Product Content Slot
Fresh, verdant and smooth
Pair pure Sencha tea with a meal of sushi
780BC marks the approximate date that Lu Yu wrote his famous Cha Jing, the world’s first book about the art of tea. Covering everything from origin and picking technique to the tea ceremony itself, it was also the first historical record of steaming tea. We thought we’d give our quintessential Sencha the number 780, to celebrate the original tome for teatime reading…
Brew the Perfect cup
The origins of tea lie in China: legend has it that it was discovered when a few leaves fell into the mythical emperor Shennong's cup of hot water. Today China produces thousands of different varieties ranging from black and green tea to more unusual teas, like puerh or yellow tea.

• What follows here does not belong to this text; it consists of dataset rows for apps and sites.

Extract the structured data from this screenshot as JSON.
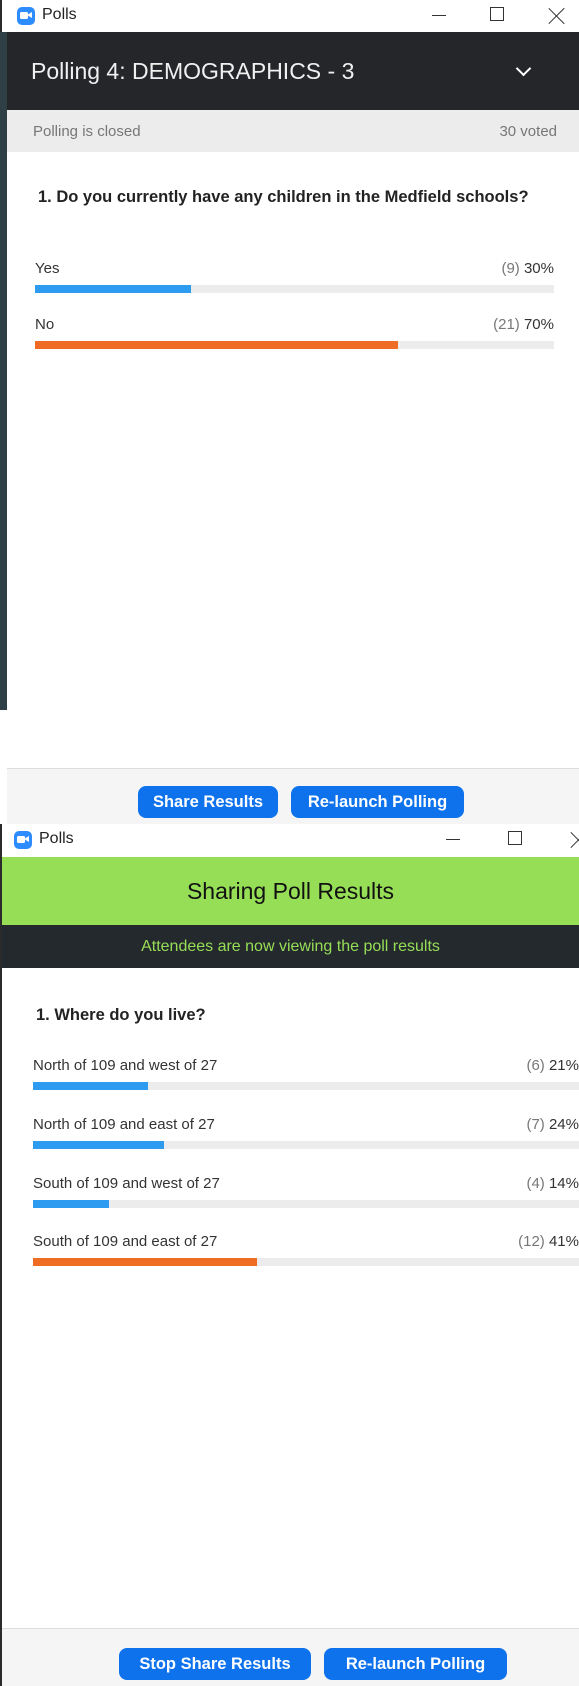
{
  "window1": {
    "title": "Polls",
    "poll_title": "Polling 4: DEMOGRAPHICS - 3",
    "status": "Polling is closed",
    "voted": "30 voted",
    "question": "1. Do you currently have any children in the Medfield schools?",
    "answers": [
      {
        "label": "Yes",
        "count": "(9)",
        "percent": "30%",
        "fraction": 0.3,
        "color": "#2d9bf0"
      },
      {
        "label": "No",
        "count": "(21)",
        "percent": "70%",
        "fraction": 0.7,
        "color": "#ef6c24"
      }
    ],
    "buttons": {
      "share": "Share Results",
      "relaunch": "Re-launch Polling"
    }
  },
  "window2": {
    "title": "Polls",
    "header": "Sharing Poll Results",
    "subheader": "Attendees are now viewing the poll results",
    "question": "1. Where do you live?",
    "answers": [
      {
        "label": "North of 109 and west of 27",
        "count": "(6)",
        "percent": "21%",
        "fraction": 0.21,
        "color": "#2d9bf0"
      },
      {
        "label": "North of 109 and east of 27",
        "count": "(7)",
        "percent": "24%",
        "fraction": 0.24,
        "color": "#2d9bf0"
      },
      {
        "label": "South of 109 and west of 27",
        "count": "(4)",
        "percent": "14%",
        "fraction": 0.14,
        "color": "#2d9bf0"
      },
      {
        "label": "South of 109 and east of 27",
        "count": "(12)",
        "percent": "41%",
        "fraction": 0.41,
        "color": "#ef6c24"
      }
    ],
    "buttons": {
      "stop_share": "Stop Share Results",
      "relaunch": "Re-launch Polling"
    }
  }
}
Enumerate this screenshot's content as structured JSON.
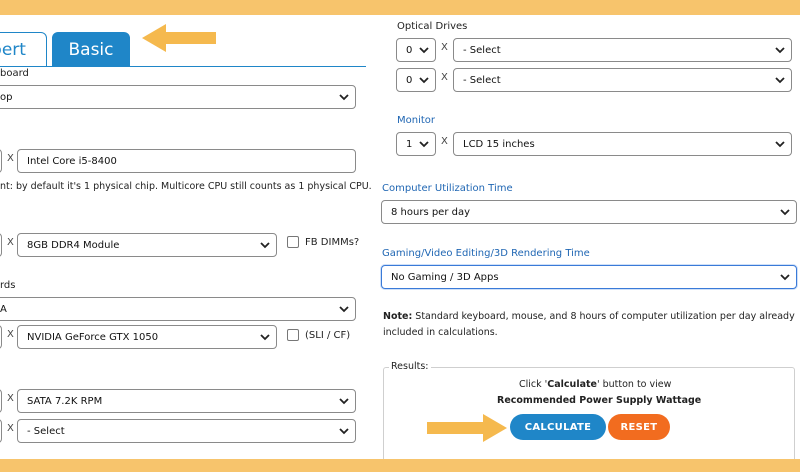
{
  "tabs": {
    "expert": "pert",
    "basic": "Basic"
  },
  "left": {
    "motherboard_label": "board",
    "motherboard_value": "op",
    "cpu_qty": "",
    "cpu_x": "X",
    "cpu_value": "Intel Core i5-8400",
    "cpu_note": "nt: by default it's 1 physical chip. Multicore CPU still counts as 1 physical CPU.",
    "memory_x": "X",
    "memory_value": "8GB DDR4 Module",
    "fb_dimms_label": "FB DIMMs?",
    "video_label": "rds",
    "video_brand_value": "A",
    "video_x": "X",
    "video_value": "NVIDIA GeForce GTX 1050",
    "sli_label": "(SLI / CF)",
    "storage1_x": "X",
    "storage1_value": "SATA 7.2K RPM",
    "storage2_x": "X",
    "storage2_value": "- Select"
  },
  "right": {
    "optical_label": "Optical Drives",
    "optical_rows": [
      {
        "qty": "0",
        "x": "X",
        "value": "- Select"
      },
      {
        "qty": "0",
        "x": "X",
        "value": "- Select"
      }
    ],
    "monitor_label": "Monitor",
    "monitor_qty": "1",
    "monitor_x": "X",
    "monitor_value": "LCD 15 inches",
    "util_label": "Computer Utilization Time",
    "util_value": "8 hours per day",
    "gaming_label": "Gaming/Video Editing/3D Rendering Time",
    "gaming_value": "No Gaming / 3D Apps",
    "note_bold": "Note:",
    "note_line1": " Standard keyboard, mouse, and 8 hours of computer utilization per day already",
    "note_line2": "included in calculations.",
    "results_legend": "Results:",
    "results_line1_pre": "Click '",
    "results_line1_bold": "Calculate",
    "results_line1_post": "' button to view",
    "results_line2": "Recommended Power Supply Wattage",
    "calculate_label": "CALCULATE",
    "reset_label": "RESET"
  },
  "colors": {
    "accent": "#1f86c8",
    "reset": "#f26c1f",
    "annotation_arrow": "#f5b94e",
    "frame": "#f7c46c"
  }
}
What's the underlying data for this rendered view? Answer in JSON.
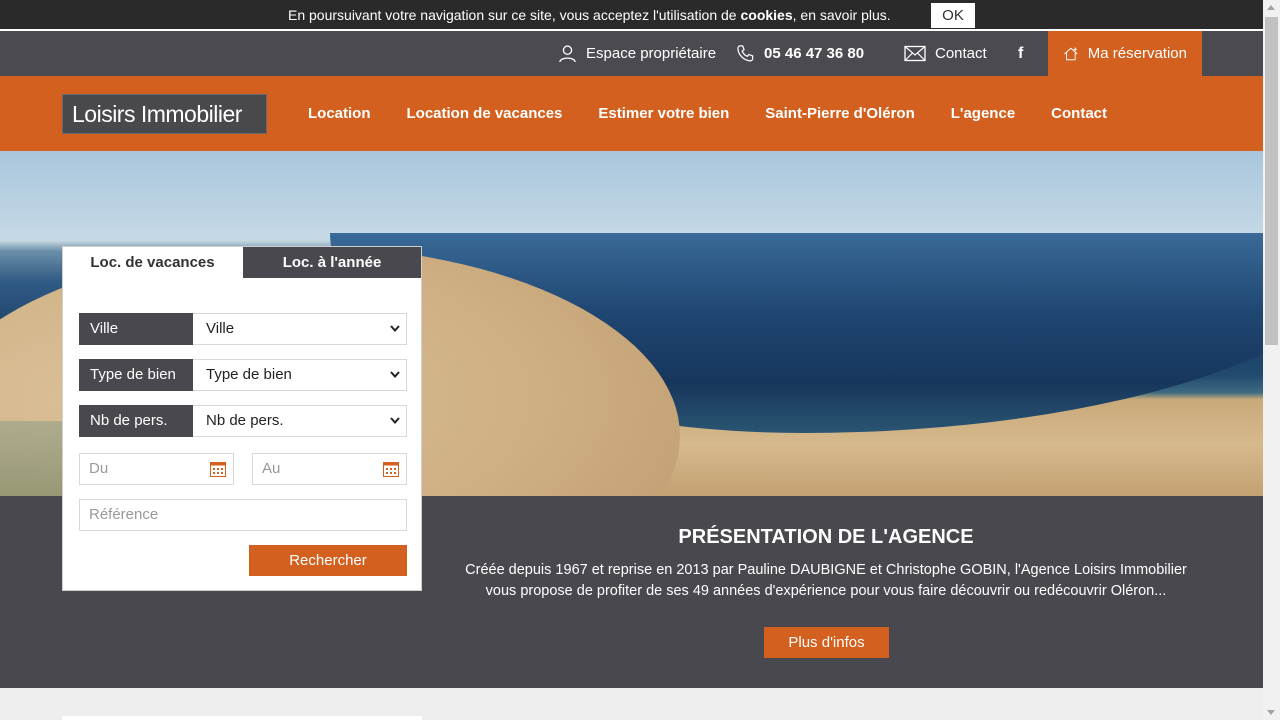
{
  "cookie_bar": {
    "text_before": "En poursuivant votre navigation sur ce site, vous acceptez l'utilisation de ",
    "text_bold": "cookies",
    "text_after": ", en savoir plus.",
    "ok_label": "OK"
  },
  "topbar": {
    "owner_space": "Espace propriétaire",
    "phone": "05 46 47 36 80",
    "contact": "Contact",
    "facebook": "f",
    "reservation": "Ma réservation"
  },
  "header": {
    "logo": "Loisirs Immobilier",
    "nav": [
      "Location",
      "Location de vacances",
      "Estimer votre bien",
      "Saint-Pierre d'Oléron",
      "L'agence",
      "Contact"
    ]
  },
  "search": {
    "tabs": [
      "Loc. de vacances",
      "Loc. à l'année"
    ],
    "fields": [
      {
        "label": "Ville",
        "value": "Ville"
      },
      {
        "label": "Type de bien",
        "value": "Type de bien"
      },
      {
        "label": "Nb de pers.",
        "value": "Nb de pers."
      }
    ],
    "date_from_placeholder": "Du",
    "date_to_placeholder": "Au",
    "reference_placeholder": "Référence",
    "submit_label": "Rechercher"
  },
  "presentation": {
    "title": "PRÉSENTATION DE L'AGENCE",
    "text_line1": "Créée depuis 1967 et reprise en 2013 par Pauline DAUBIGNE et Christophe GOBIN, l'Agence Loisirs Immobilier",
    "text_line2": "vous propose de profiter de ses 49 années d'expérience pour vous faire découvrir ou redécouvrir Oléron...",
    "button": "Plus d'infos"
  },
  "colors": {
    "accent": "#d3601f",
    "dark": "#48484e"
  }
}
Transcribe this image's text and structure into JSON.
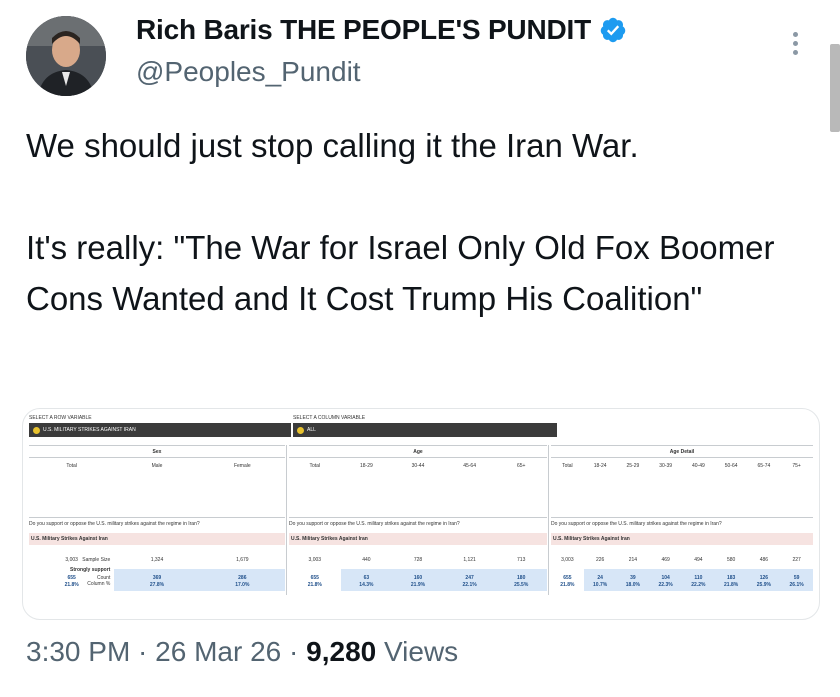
{
  "author": {
    "display_name": "Rich Baris THE PEOPLE'S PUNDIT",
    "handle": "@Peoples_Pundit"
  },
  "tweet": {
    "text": "We should just stop calling it the Iran War.\n\nIt's really: \"The War for Israel Only Old Fox Boomer Cons Wanted and It Cost Trump His Coalition\""
  },
  "meta": {
    "time": "3:30 PM",
    "separator": " · ",
    "date": "26 Mar 26",
    "views_count": "9,280",
    "views_label": " Views"
  },
  "crosstab": {
    "row_selector_label": "SELECT A ROW VARIABLE",
    "row_selector_value": "U.S. MILITARY STRIKES AGAINST IRAN",
    "col_selector_label": "SELECT A COLUMN VARIABLE",
    "col_selector_value": "ALL",
    "question": "Do you support or oppose the U.S. military strikes against the regime in Iran?",
    "subheader": "U.S. Military Strikes Against Iran",
    "row_sample": "Sample Size",
    "row_strong": "Strongly support",
    "row_count": "Count",
    "row_colpct": "Column %",
    "groups": [
      {
        "title": "Sex",
        "cols": [
          "Total",
          "Male",
          "Female"
        ],
        "sample": [
          "3,003",
          "1,324",
          "1,679"
        ],
        "count": [
          "655",
          "369",
          "286"
        ],
        "pct": [
          "21.8%",
          "27.8%",
          "17.0%"
        ]
      },
      {
        "title": "Age",
        "cols": [
          "Total",
          "18-29",
          "30-44",
          "45-64",
          "65+"
        ],
        "sample": [
          "3,003",
          "440",
          "728",
          "1,121",
          "713"
        ],
        "count": [
          "655",
          "63",
          "160",
          "247",
          "180"
        ],
        "pct": [
          "21.8%",
          "14.3%",
          "21.9%",
          "22.1%",
          "25.5%"
        ]
      },
      {
        "title": "Age Detail",
        "cols": [
          "Total",
          "18-24",
          "25-29",
          "30-39",
          "40-49",
          "50-64",
          "65-74",
          "75+"
        ],
        "sample": [
          "3,003",
          "226",
          "214",
          "469",
          "494",
          "580",
          "486",
          "227"
        ],
        "count": [
          "655",
          "24",
          "39",
          "104",
          "110",
          "183",
          "126",
          "59"
        ],
        "pct": [
          "21.8%",
          "10.7%",
          "18.0%",
          "22.3%",
          "22.2%",
          "21.8%",
          "25.9%",
          "26.1%"
        ]
      }
    ]
  },
  "colors": {
    "text": "#0f1419",
    "secondary": "#536471",
    "verified": "#1d9bf0"
  },
  "icons": {
    "verified": "verified-badge-icon",
    "more": "more-vertical-icon"
  }
}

Green tea's fresh, verdant taste is down to its processing: the leaves are heated shortly after picking, stopping the oxidation process that would eventually turn them into black tea. Some of the best green teas are found in Japan and China, where the techniques of firing or steaming the leaves have been perfected over many centuries. Find out more about green tea here.